You might have heard about this:
EPA Decides Not To Ban A Pesticide, Despite Its Own Evidence Of Risk, NPR, 29 March 2017
The new Administrator of the Environmental Protection Agency, Scott Pruitt, is not a fan of regulation. He also doesn’t believe that carbon dioxide contributes to climate change. His new policies reflect this.
Former EPA employee Mike Cox sent a letter to Pruitt before he left. An excerpt:
“I, along with many EPA staff, are becoming increasing alarmed about the direction of EPA under your leadership … ” Cox said in a letter to Pruitt. “The policies this Administration is advancing are contrary to what the majority of the American people, who pay our salaries, want EPA to accomplish, which are to ensure the air their children breath is safe; the land they live, play, and hunt on to be free of toxic chemicals; and the water they drink, the lakes they swim in, and the rivers they fish in to be clean.”
I side with Cox. But, according to the leader of Trump’s EPA transition team, Myron Ebell, who responded to Cox, I’m not sympathizing with the people whose jobs have been destroyed because of pollution regulation:
Now that Trump is moving toward “radically downsizing the EPA,” Ebell said, “employees who are opposed to the Trump Administration’s agenda are either going to conduct themselves as professional civil servants or find other employment or retire or be terminated.
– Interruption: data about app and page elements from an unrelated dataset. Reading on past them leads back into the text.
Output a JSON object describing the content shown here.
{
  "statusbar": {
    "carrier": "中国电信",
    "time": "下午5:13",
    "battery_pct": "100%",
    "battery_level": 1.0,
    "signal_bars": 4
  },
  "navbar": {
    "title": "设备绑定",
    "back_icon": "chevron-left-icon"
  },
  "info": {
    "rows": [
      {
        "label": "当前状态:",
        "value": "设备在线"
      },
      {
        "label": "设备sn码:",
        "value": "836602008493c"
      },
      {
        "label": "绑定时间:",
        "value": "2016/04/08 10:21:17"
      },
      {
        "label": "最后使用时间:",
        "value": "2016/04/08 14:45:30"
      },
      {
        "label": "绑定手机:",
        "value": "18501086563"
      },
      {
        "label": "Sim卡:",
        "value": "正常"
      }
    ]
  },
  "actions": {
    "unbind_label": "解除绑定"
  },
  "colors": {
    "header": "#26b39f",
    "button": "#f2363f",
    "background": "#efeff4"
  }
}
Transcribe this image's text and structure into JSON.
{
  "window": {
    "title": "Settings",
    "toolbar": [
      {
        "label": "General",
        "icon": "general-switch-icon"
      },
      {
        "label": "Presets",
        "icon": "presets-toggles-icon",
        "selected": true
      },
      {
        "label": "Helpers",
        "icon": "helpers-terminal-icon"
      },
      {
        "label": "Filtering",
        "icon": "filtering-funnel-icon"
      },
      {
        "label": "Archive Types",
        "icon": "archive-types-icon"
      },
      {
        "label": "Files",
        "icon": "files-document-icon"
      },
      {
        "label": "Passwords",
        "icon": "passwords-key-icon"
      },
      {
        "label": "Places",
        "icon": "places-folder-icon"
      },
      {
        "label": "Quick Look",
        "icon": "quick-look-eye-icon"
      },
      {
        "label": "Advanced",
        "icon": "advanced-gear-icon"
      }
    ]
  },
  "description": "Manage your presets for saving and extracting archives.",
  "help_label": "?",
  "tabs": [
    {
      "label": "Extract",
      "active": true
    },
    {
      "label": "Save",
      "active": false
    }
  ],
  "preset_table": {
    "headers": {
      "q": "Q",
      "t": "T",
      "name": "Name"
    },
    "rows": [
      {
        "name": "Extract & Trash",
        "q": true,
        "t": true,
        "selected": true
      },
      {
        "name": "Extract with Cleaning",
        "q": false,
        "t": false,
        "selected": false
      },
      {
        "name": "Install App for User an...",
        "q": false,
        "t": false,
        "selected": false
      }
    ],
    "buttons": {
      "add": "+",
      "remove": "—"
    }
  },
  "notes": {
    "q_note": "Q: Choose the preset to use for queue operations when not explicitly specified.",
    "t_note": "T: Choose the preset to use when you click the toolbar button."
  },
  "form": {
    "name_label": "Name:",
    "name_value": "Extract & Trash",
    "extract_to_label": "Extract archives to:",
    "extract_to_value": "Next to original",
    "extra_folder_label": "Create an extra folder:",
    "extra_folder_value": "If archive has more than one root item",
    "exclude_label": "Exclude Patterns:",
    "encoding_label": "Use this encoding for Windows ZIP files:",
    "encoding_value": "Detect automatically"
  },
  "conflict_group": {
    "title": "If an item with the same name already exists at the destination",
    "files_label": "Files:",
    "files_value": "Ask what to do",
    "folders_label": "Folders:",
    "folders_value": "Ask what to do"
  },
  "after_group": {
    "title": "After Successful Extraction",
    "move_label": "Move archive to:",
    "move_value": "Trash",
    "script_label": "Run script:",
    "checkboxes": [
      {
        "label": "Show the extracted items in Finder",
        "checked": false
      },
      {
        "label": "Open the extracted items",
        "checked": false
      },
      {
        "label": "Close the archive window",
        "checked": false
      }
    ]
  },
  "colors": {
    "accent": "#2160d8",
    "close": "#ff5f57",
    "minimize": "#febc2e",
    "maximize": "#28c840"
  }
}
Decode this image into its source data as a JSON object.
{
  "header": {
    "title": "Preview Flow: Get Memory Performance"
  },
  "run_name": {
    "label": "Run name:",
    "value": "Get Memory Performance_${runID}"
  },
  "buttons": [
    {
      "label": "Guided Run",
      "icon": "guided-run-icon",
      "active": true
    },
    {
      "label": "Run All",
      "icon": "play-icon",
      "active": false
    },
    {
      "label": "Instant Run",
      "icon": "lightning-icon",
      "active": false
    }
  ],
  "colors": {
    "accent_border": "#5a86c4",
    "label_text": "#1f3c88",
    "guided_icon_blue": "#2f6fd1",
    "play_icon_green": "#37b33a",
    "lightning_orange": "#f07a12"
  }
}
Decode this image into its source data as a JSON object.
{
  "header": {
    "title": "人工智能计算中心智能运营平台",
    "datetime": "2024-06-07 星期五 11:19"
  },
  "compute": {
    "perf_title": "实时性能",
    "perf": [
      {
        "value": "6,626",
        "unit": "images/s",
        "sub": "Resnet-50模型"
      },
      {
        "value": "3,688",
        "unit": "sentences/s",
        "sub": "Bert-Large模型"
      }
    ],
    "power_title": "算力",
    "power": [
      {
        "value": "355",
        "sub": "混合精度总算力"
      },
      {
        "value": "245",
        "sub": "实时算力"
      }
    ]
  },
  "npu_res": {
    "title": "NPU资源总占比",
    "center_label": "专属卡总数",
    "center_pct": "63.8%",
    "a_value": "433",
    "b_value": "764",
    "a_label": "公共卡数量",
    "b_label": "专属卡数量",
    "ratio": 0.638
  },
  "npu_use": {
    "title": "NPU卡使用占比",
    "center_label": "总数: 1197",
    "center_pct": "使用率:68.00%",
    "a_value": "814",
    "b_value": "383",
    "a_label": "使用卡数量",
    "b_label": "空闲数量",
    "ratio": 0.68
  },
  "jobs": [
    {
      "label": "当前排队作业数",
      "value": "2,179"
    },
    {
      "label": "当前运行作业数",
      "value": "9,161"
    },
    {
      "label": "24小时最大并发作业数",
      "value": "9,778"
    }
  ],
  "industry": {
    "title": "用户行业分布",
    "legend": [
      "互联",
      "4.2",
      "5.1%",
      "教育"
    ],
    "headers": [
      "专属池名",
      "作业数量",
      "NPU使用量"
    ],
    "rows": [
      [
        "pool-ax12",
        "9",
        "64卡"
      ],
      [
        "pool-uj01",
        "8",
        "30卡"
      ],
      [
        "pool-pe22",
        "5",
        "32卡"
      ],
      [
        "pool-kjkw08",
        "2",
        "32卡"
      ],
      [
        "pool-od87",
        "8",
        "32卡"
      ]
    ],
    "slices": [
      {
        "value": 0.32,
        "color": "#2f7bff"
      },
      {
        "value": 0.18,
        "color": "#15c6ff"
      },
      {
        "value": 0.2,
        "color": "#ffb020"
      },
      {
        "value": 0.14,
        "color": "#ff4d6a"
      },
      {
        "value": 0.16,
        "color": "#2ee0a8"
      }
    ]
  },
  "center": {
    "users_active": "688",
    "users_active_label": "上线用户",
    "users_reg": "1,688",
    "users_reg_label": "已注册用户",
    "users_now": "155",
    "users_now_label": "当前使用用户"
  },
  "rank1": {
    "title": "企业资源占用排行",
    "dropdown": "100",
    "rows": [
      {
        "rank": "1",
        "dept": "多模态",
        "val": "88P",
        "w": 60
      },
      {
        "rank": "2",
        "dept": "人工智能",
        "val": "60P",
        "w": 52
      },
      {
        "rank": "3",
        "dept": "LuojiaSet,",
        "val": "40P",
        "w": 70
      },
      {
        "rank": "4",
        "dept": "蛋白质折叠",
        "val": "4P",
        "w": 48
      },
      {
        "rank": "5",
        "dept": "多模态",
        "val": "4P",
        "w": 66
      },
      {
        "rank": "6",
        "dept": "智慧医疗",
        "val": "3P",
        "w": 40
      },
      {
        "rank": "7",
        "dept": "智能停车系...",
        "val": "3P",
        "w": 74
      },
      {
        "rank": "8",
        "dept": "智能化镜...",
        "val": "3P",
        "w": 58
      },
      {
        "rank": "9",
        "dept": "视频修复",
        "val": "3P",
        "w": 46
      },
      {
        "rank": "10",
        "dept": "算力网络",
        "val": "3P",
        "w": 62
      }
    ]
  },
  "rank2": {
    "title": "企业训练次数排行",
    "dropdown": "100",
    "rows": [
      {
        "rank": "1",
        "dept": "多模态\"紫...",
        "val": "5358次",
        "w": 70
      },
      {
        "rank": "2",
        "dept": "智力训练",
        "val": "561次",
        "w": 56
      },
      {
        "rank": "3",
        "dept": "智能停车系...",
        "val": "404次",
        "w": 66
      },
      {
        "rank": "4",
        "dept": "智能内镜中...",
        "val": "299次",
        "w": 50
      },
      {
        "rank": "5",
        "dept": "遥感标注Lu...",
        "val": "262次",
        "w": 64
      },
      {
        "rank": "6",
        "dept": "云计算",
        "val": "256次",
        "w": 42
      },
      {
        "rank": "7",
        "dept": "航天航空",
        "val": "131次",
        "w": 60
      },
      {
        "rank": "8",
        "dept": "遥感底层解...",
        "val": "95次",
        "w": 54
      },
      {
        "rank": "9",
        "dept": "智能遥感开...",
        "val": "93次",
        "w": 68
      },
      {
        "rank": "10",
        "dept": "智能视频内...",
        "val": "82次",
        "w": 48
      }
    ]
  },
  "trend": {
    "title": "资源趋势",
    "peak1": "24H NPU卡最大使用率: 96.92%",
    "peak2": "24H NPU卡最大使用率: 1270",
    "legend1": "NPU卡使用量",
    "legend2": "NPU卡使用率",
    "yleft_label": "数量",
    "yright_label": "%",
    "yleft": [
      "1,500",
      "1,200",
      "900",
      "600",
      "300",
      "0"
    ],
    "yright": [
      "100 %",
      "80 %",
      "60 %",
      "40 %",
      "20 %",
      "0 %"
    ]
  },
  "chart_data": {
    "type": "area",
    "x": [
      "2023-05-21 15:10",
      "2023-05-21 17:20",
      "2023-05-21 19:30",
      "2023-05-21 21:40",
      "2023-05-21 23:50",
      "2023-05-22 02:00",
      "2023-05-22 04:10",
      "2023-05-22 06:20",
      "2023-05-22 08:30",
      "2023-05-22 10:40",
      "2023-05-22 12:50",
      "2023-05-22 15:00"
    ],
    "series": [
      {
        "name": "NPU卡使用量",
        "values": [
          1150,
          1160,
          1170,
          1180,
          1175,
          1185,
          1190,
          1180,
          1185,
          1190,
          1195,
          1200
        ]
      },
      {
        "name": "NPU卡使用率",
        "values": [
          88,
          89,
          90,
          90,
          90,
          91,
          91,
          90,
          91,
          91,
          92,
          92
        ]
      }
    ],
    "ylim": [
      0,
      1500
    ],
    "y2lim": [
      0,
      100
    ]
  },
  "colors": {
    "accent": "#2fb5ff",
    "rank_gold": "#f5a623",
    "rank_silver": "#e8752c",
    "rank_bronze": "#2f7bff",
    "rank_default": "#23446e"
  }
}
I would be more sympathetic if they had ever expressed any concern for the people whose jobs have been destroyed by EPA’s regulatory rampage.”
From: EPA Staffer Leaves With A Bang, Blasting Agency Policies Under Trump, Washington Post, 7 April 2017
Can’t we reduce pollution and tackle climate change while also creating jobs?